Ikuko Toguri was born in Los Angeles on July 4, 1916 the daughter of Japanese immigrants. She went by the name Iva. Iva was a Girl Scout as a child, and she was raised as a Methodist. Iva graduated from the University of California, Los Angeles with a degree in Zoology. She then worked in her parents’ shop. She loved her country enough to register to vote.
When she was 25 she sailed for Japan to visit an ailing relative and to possibly study medicine. Two Months later Iva applied to the U.S. Vice Consul to return to the U.S. for permanent residence. Her request didn’t come back before the Japanese attacked Pearl Harbor. She was then declared an enemy alien by the U.S. Government.
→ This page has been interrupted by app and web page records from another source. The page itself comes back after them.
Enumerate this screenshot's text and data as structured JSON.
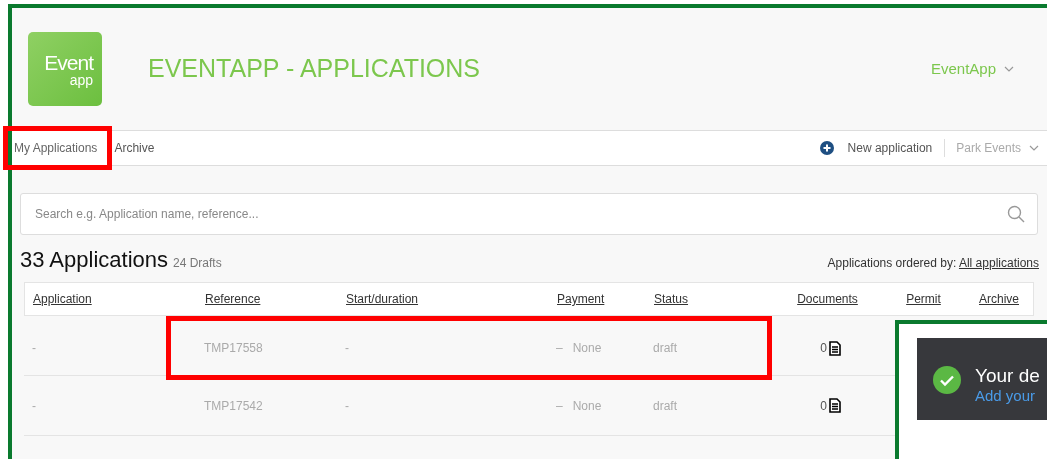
{
  "header": {
    "logo": {
      "line_1": "Event",
      "line_2": "app"
    },
    "title": "EVENTAPP - APPLICATIONS",
    "account_menu": "EventApp"
  },
  "tabs": [
    {
      "label": "My Applications",
      "selected": true,
      "highlighted": true
    },
    {
      "label": "Archive",
      "selected": false,
      "highlighted": false
    }
  ],
  "actions": {
    "new_application": "New application",
    "organisation_menu": "Park Events"
  },
  "search": {
    "placeholder": "Search e.g. Application name, reference..."
  },
  "summary": {
    "count": "33 Applications",
    "drafts": "24 Drafts",
    "order_label": "Applications ordered by:",
    "order_link": "All applications"
  },
  "table": {
    "columns": [
      "Application",
      "Reference",
      "Start/duration",
      "Payment",
      "Status",
      "Documents",
      "Permit",
      "Archive"
    ],
    "rows": [
      {
        "application": "-",
        "reference": "TMP17558",
        "start_duration": "-",
        "payment_mark": "–",
        "payment": "None",
        "status": "draft",
        "documents": "0",
        "highlighted": true
      },
      {
        "application": "-",
        "reference": "TMP17542",
        "start_duration": "-",
        "payment_mark": "–",
        "payment": "None",
        "status": "draft",
        "documents": "0",
        "highlighted": false
      }
    ]
  },
  "toast": {
    "title": "Your de",
    "link": "Add your"
  }
}
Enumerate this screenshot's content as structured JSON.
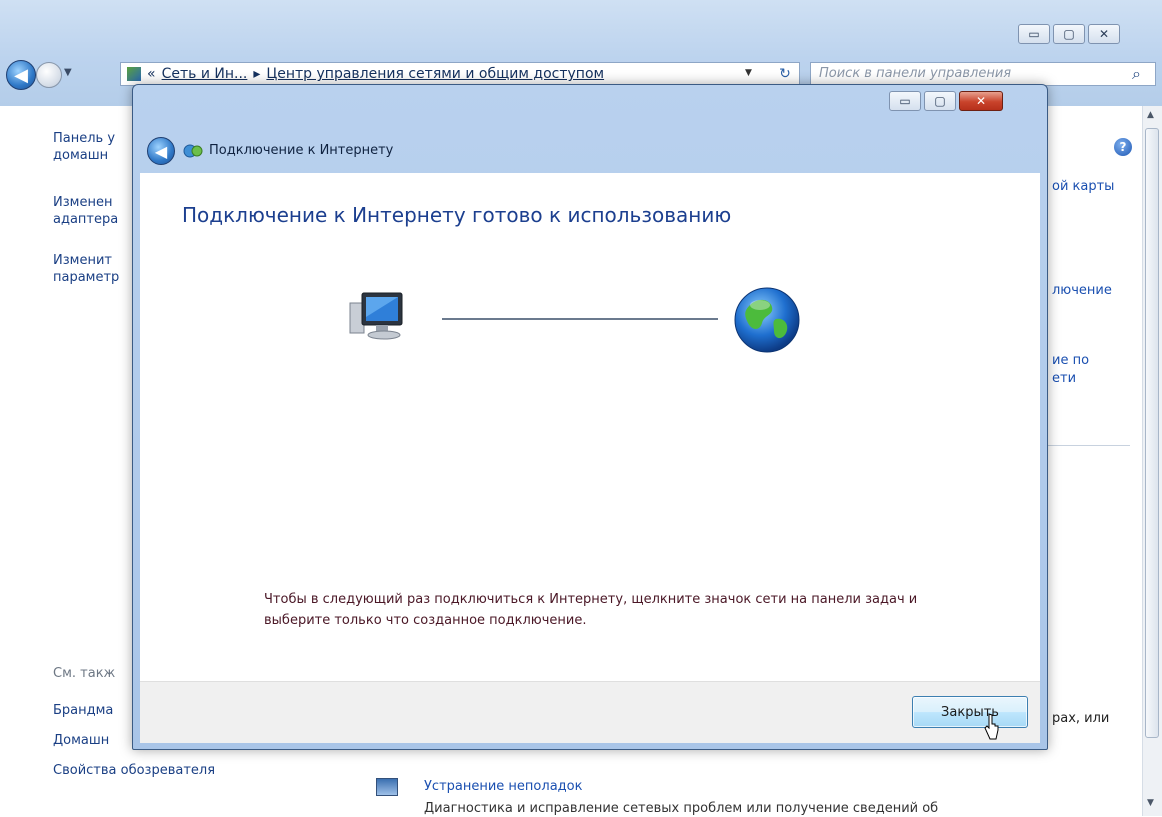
{
  "explorer": {
    "window_controls": {
      "minimize": "▭",
      "maximize": "▢",
      "close": "✕"
    },
    "address": {
      "chevrons": "«",
      "crumb1": "Сеть и Ин...",
      "sep": "▸",
      "crumb2": "Центр управления сетями и общим доступом"
    },
    "search_placeholder": "Поиск в панели управления",
    "sidebar": {
      "home_link": "Панель у\nдомашн",
      "link_adapter": "Изменен\nадаптера",
      "link_sharing": "Изменит\nпараметр",
      "see_also": "См. такж",
      "firewall": "Брандма",
      "homegroup": "Домашн",
      "browser_props": "Свойства обозревателя"
    },
    "main_fragments": {
      "map": "ой карты",
      "connection": "лючение",
      "params_line1": "ие по",
      "params_line2": "ети",
      "rooms": "рах, или",
      "troubleshoot": "Устранение неполадок",
      "troubleshoot_desc": "Диагностика и исправление сетевых проблем или получение сведений об"
    }
  },
  "wizard": {
    "window_controls": {
      "minimize": "▭",
      "maximize": "▢",
      "close": "✕"
    },
    "title": "Подключение к Интернету",
    "heading": "Подключение к Интернету готово к использованию",
    "hint": "Чтобы в следующий раз подключиться к Интернету, щелкните значок сети на панели задач и выберите только что созданное подключение.",
    "close_button": "Закрыть"
  },
  "colors": {
    "heading": "#1c3f8f",
    "hint_text": "#4a1726",
    "link": "#1a4fb0",
    "frame": "#b9d1ee"
  }
}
The Japanese Government pressured her to renounce her U.S. citizenship but she never did. To make a living she took a position at Radio Tokyo. She worked in the news department and made $7 a month in 1943. With this she helped feed allied Prisoners of War (POW).
In November 1943, Allied prisoners of war forced to broadcast propaganda selected her to host a 20 minute program. She was one of a dozen woman selected to do these news programs. She was reassured by these allied prisoners of war that she was doing nothing wrong. Iva married but declined to take her husband’s citizenship choosing to keep her U.S. citizenship.
She was captured, with the help of the $250 reward offered by two news men, and held while the Military investigated her. She was released and no charges were placed against her. The U.S. Navy awarded her a certificate of appreciation because she actually helped moral with the music she played and everyone believed the print she was reading were lies anyway and did no harm. They were written by allied POW’s.
Forcibly separated from her husband, she was brought to San Francisco, on September 25, 1948, where the FBI charged her with the crime of treason for "adhering to, and giving aid and comfort to, the Imperial Government of Japan during World War II". During her trial she stated that she and some of her colleagues sabotaged Japanese war efforts. On the testimony of two newsmen on a very vague charge she was found guilty and sentenced...Continue reading this sermon illustration (Free with PRO)